Just to make sure you get your daily dose of good news, we’re happy to report on the story of Bhutan, the first country to pledge to go fully organic by the year 2020. This is a big deal for those passionate about organic foods and has the potential to make a big impact on food and farming policy around the world.
This happy news comes from Climate Progress, which reported on the story a few days ago. Bhutan, located in the high Himalayas between India and China, is perhaps most famous for its policy about Gross National Happiness. Rather than measuring the Gross Domestic Product (a measure of the economy), as most countries do, in 1972 the leader of Bhutan decided that happiness was the most important thing for the 700,000 people living in the country. As it turns out, the secret to Bhutan’s happiness is actually thinking about death: check out this great post here from the BBC about why thinking about our own mortality can make us happier.

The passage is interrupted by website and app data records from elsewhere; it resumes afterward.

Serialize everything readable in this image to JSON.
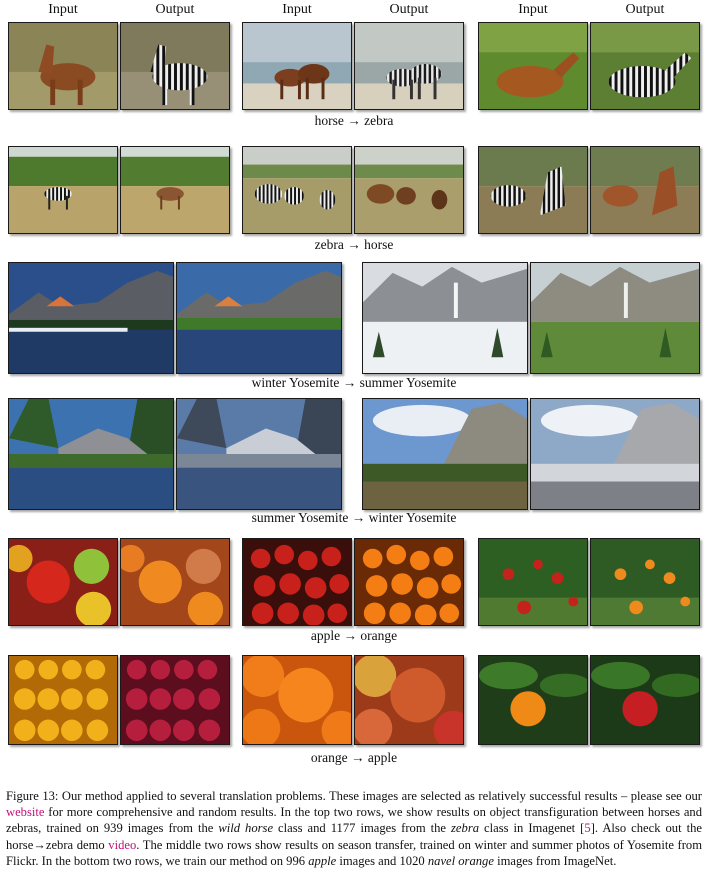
{
  "headers": [
    "Input",
    "Output",
    "Input",
    "Output",
    "Input",
    "Output"
  ],
  "row_labels": [
    "horse → zebra",
    "zebra → horse",
    "winter Yosemite → summer Yosemite",
    "summer Yosemite → winter Yosemite",
    "apple → orange",
    "orange → apple"
  ],
  "caption": {
    "p1": "Figure 13: Our method applied to several translation problems. These images are selected as relatively successful results – please see our ",
    "link1": "website",
    "p2": " for more comprehensive and random results. In the top two rows, we show results on object transfiguration between horses and zebras, trained on 939 images from the ",
    "em1": "wild horse",
    "p3": " class and 1177 images from the ",
    "em2": "zebra",
    "p4": " class in Imagenet [",
    "ref": "5",
    "p5": "]. Also check out the horse→zebra demo ",
    "link2": "video",
    "p6": ". The middle two rows show results on season transfer, trained on winter and summer photos of Yosemite from Flickr. In the bottom two rows, we train our method on 996 ",
    "em3": "apple",
    "p7": " images and 1020 ",
    "em4": "navel orange",
    "p8": " images from ImageNet."
  }
}
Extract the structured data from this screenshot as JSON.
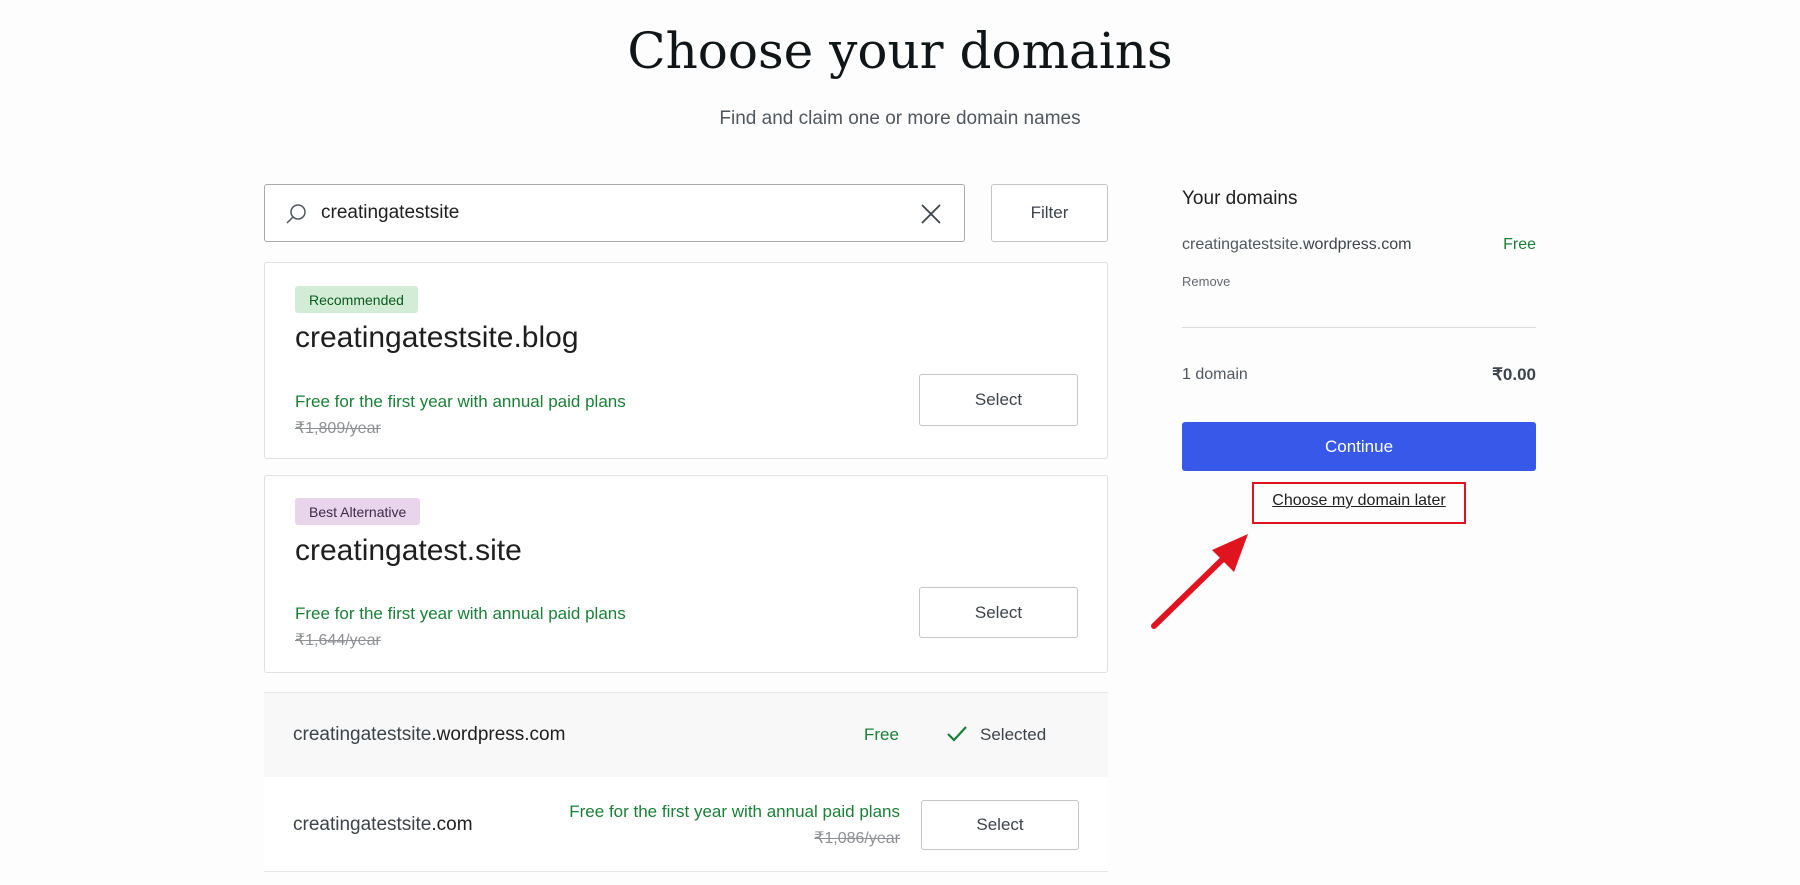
{
  "header": {
    "title": "Choose your domains",
    "subtitle": "Find and claim one or more domain names"
  },
  "search": {
    "value": "creatingatestsite",
    "filter_label": "Filter"
  },
  "featured": [
    {
      "badge": "Recommended",
      "badge_bg": "#d3ecd6",
      "badge_color": "#0b5b1e",
      "domain": "creatingatestsite.blog",
      "offer": "Free for the first year with annual paid plans",
      "price": "₹1,809/year",
      "button": "Select"
    },
    {
      "badge": "Best Alternative",
      "badge_bg": "#e8d5ec",
      "badge_color": "#3c2a48",
      "domain": "creatingatest.site",
      "offer": "Free for the first year with annual paid plans",
      "price": "₹1,644/year",
      "button": "Select"
    }
  ],
  "rows": [
    {
      "name": "creatingatestsite",
      "tld": ".wordpress.com",
      "price": "Free",
      "status": "Selected"
    },
    {
      "name": "creatingatestsite",
      "tld": ".com",
      "offer": "Free for the first year with annual paid plans",
      "price": "₹1,086/year",
      "button": "Select"
    }
  ],
  "sidebar": {
    "heading": "Your domains",
    "domain_name": "creatingatestsite",
    "domain_tld": ".wordpress.com",
    "domain_price": "Free",
    "remove": "Remove",
    "count": "1 domain",
    "total": "₹0.00",
    "continue": "Continue",
    "later": "Choose my domain later"
  },
  "colors": {
    "accent": "#3858e9",
    "green": "#1a7f37",
    "annotation": "#e0141e"
  }
}
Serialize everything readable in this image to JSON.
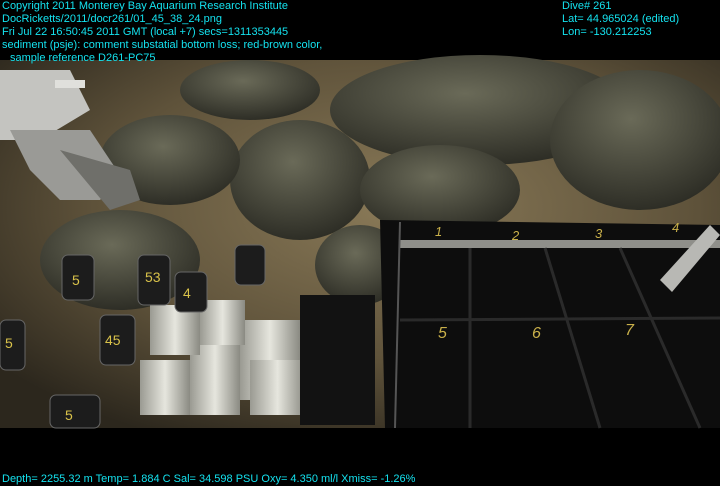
{
  "overlay": {
    "copyright": "Copyright 2011 Monterey Bay Aquarium Research Institute",
    "filename": "DocRicketts/2011/docr261/01_45_38_24.png",
    "datetime": "Fri Jul 22 16:50:45 2011 GMT (local +7)  secs=1311353445",
    "comment_line1": "sediment (psje): comment substatial bottom loss; red-brown color,",
    "comment_line2": "sample reference D261-PC75",
    "dive": "Dive# 261",
    "lat": "Lat= 44.965024 (edited)",
    "lon": "Lon= -130.212253",
    "telemetry": "Depth= 2255.32 m  Temp= 1.884 C  Sal= 34.598 PSU  Oxy= 4.350 ml/l  Xmiss= -1.26%"
  },
  "scene": {
    "core_tube_labels": [
      "5",
      "53",
      "4",
      "45",
      "5",
      "5"
    ],
    "rack_top_numbers": [
      "1",
      "2",
      "3",
      "4"
    ],
    "rack_bottom_numbers": [
      "5",
      "6",
      "7"
    ],
    "colors": {
      "overlay_text": "#14e2ef",
      "sediment": "#6e5f43",
      "rock": "#4a4a3c",
      "rack": "#0d0d0d",
      "rack_label": "#c9b04a"
    }
  }
}
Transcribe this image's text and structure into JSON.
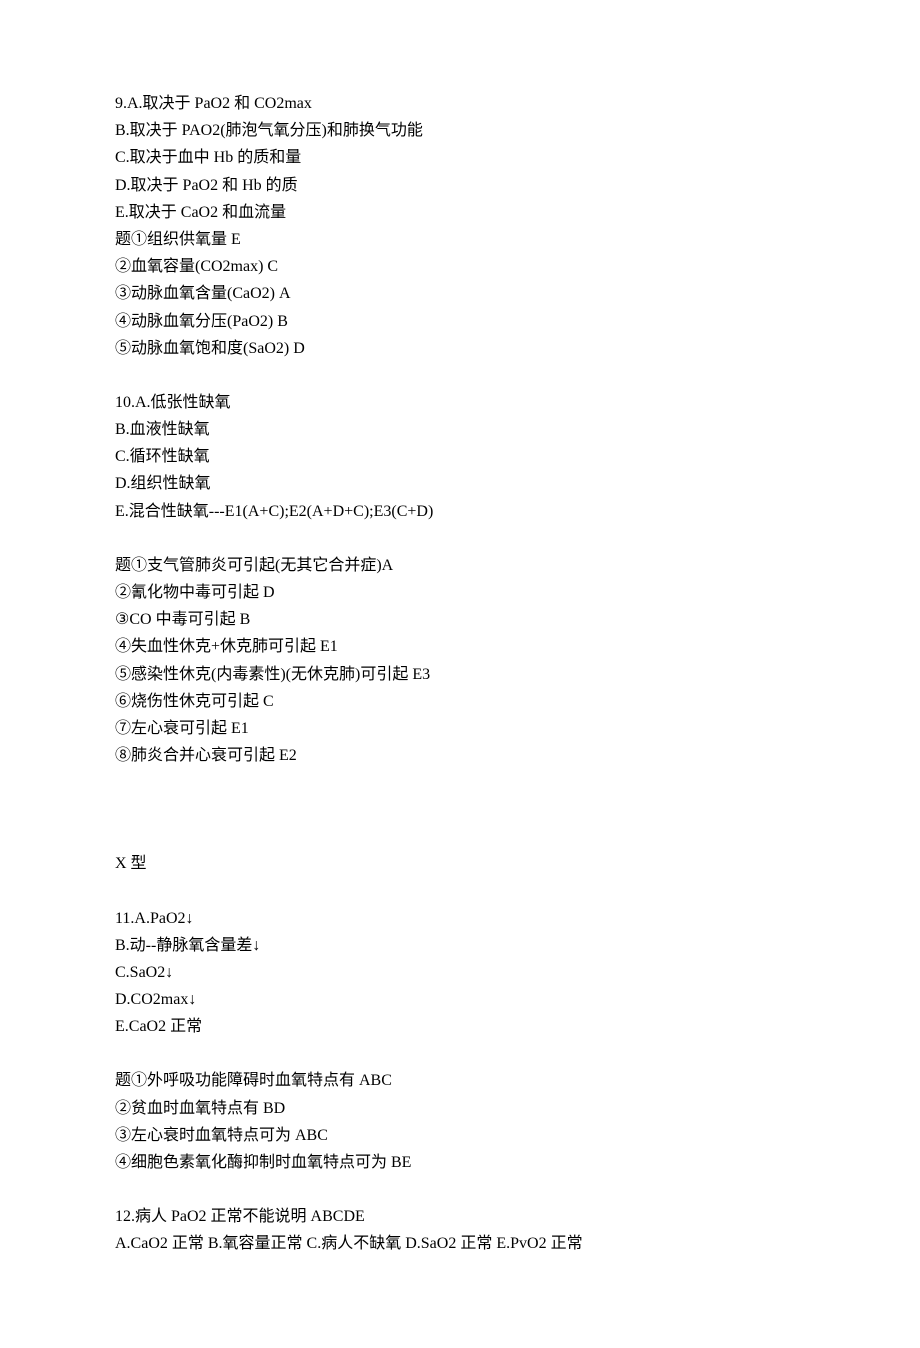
{
  "q9": {
    "header": "9.A.取决于 PaO2 和 CO2max",
    "opts": [
      "B.取决于 PAO2(肺泡气氧分压)和肺换气功能",
      "C.取决于血中 Hb 的质和量",
      "D.取决于 PaO2 和 Hb 的质",
      "E.取决于 CaO2 和血流量"
    ],
    "subs": [
      "题①组织供氧量 E",
      "②血氧容量(CO2max) C",
      "③动脉血氧含量(CaO2) A",
      "④动脉血氧分压(PaO2) B",
      "⑤动脉血氧饱和度(SaO2) D"
    ]
  },
  "q10": {
    "header": "10.A.低张性缺氧",
    "opts": [
      "B.血液性缺氧",
      "C.循环性缺氧",
      "D.组织性缺氧",
      "E.混合性缺氧---E1(A+C);E2(A+D+C);E3(C+D)"
    ],
    "subs": [
      "题①支气管肺炎可引起(无其它合并症)A",
      "②氰化物中毒可引起 D",
      "③CO 中毒可引起 B",
      "④失血性休克+休克肺可引起 E1",
      "⑤感染性休克(内毒素性)(无休克肺)可引起 E3",
      "⑥烧伤性休克可引起 C",
      "⑦左心衰可引起 E1",
      "⑧肺炎合并心衰可引起 E2"
    ]
  },
  "xtype": "X 型",
  "q11": {
    "header": "11.A.PaO2↓",
    "opts": [
      "B.动--静脉氧含量差↓",
      "C.SaO2↓",
      "D.CO2max↓",
      "E.CaO2 正常"
    ],
    "subs": [
      "题①外呼吸功能障碍时血氧特点有 ABC",
      "②贫血时血氧特点有 BD",
      "③左心衰时血氧特点可为 ABC",
      "④细胞色素氧化酶抑制时血氧特点可为 BE"
    ]
  },
  "q12": {
    "header": "12.病人 PaO2 正常不能说明 ABCDE",
    "opts": [
      "A.CaO2 正常 B.氧容量正常 C.病人不缺氧 D.SaO2 正常 E.PvO2 正常"
    ]
  }
}
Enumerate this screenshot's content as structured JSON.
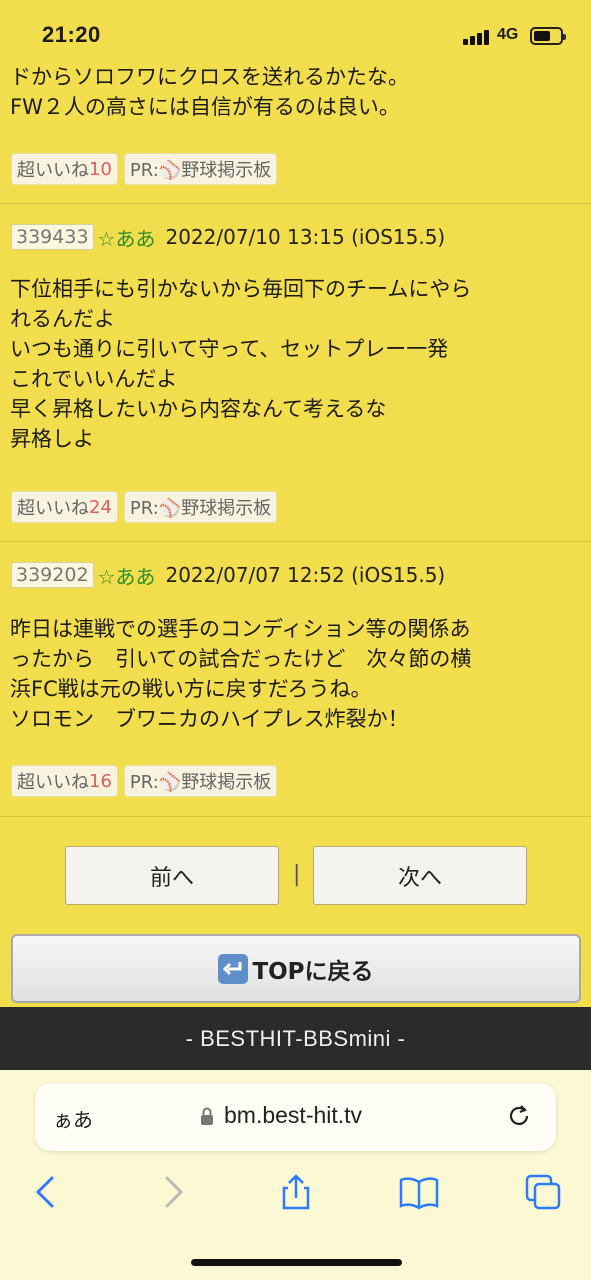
{
  "status": {
    "time": "21:20",
    "network": "4G"
  },
  "posts": [
    {
      "id": "",
      "name": "",
      "date": "",
      "body": "ドからソロフワにクロスを送れるかたな。\nFW２人の高さには自信が有るのは良い。",
      "likes_label": "超いいね",
      "likes_count": "10",
      "pr_label": "PR:⚾野球掲示板"
    },
    {
      "id": "339433",
      "name": "☆ああ",
      "date": "2022/07/10 13:15 (iOS15.5)",
      "body": "下位相手にも引かないから毎回下のチームにやら\nれるんだよ\nいつも通りに引いて守って、セットプレー一発\nこれでいいんだよ\n早く昇格したいから内容なんて考えるな\n昇格しよ",
      "likes_label": "超いいね",
      "likes_count": "24",
      "pr_label": "PR:⚾野球掲示板"
    },
    {
      "id": "339202",
      "name": "☆ああ",
      "date": "2022/07/07 12:52 (iOS15.5)",
      "body": "昨日は連戦での選手のコンディション等の関係あ\nったから　引いての試合だったけど　次々節の横\n浜FC戦は元の戦い方に戻すだろうね。\nソロモン　ブワニカのハイプレス炸裂か！",
      "likes_label": "超いいね",
      "likes_count": "16",
      "pr_label": "PR:⚾野球掲示板"
    }
  ],
  "pagination": {
    "prev": "前へ",
    "separator": "|",
    "next": "次へ"
  },
  "top_button": {
    "label": "TOPに戻る",
    "icon": "return-arrow-icon"
  },
  "footer": {
    "text": "- BESTHIT-BBSmini -"
  },
  "browser": {
    "aa_label": "ぁあ",
    "url": "bm.best-hit.tv",
    "icons": [
      "back-icon",
      "forward-icon",
      "share-icon",
      "bookmarks-icon",
      "tabs-icon"
    ]
  },
  "colors": {
    "background": "#f2dd4d",
    "name": "#2f8f2a",
    "like_count": "#e05c5c",
    "footer": "#2b2b2b"
  }
}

Bhutan has a majority Buddhist population, and the culture is based on ideals of non-violence and happiness. And the leaders are looking at happiness from a lot of perspectives: Appachanda Thimmaiah, Bhutan’s agricultural advisor from 2008 to 2013 and associate professor of sustainable living at Maharishi University of Management in Iowa told Think Progress, “When we say happiness, it’s not just happiness of humans. It’s happiness of the soil, happiness of the animals, happiness of all sentient beings […] Organic farming was very much part of the gross national happiness. You cannot think about applying chemical fertilizers and pesticides and say that your country is happy.”
It’s been clear for years that organic foods not only reduce the amount of pesticides in the environment, but also in our bodies! A large-scale study has even shown that organic farms have higher yields than conventional farms, when compared acre to acre.
Organic farms can also drastically improve our climate: healthy soil is a huge carbon sink, and a humus-rich soil allows atmospheric carbon to be absorbed at a rate much higher than conventional, nutritionally-deficient soils. And it grows healthier plants, which absorb more carbon. It’s clear that conventional methods, which strip the soil of nutrients and produce less healthy food, is not the solution; organic farming can indeed feed the world.
Across the globe, the amount of acreage for organic farms continues to grow each year, although conventional, chemically intensive agriculture still makes up the majority of farming operations. But a small nation like Bhutan might change all of that. If they can set the precedent for a totally organic nation, other larger countries will surely follow suit. It’s very exciting to think about the health and environmental benefits that research will be able to confirm on a whole population using only organic farming methods!
Kristine Nichols, chief scientist at the Rodale Institute, a nonprofit that supports research into organic farming, told Climate Progress, “For a country like Bhutan, there are some things that are a lot easier, because they are a smaller country […] When you’re looking at a country like the U.S., if we were to go 100 percent organic, more than likely it isn’t going to be an instantaneous process. It’s going to be a transition process.”
In Bhutan, Thimmaiah said it’s still a transition process, and he thought carefully about how to approach it. Rather than speaking to just ‘organic’ agriculture, he framed it as ‘low-cost’ agriculture that will help farmers be more successful. “Thimmaiah was confident that organic agriculture, when done correctly, would be more cost-effective than the transportation costs associated with shipping chemical fertilizer throughout the country. [He] also worked to help farmers understand organic agriculture as being complementary to the local resources — and even waste products — of Bhutan.”
Even a staunch organic advocate like myself knows that the US is not quite ready yet for a fully organic nation, but learning about nations like this is inspiring, and sets a great precedent. As Bhutan’s agricultural sector continues to thrive under their organic protocols, I can only hope that other nations will start paying attention and stop spraying chemicals on our food.
Image of Bhutan rice fields via Shutterstock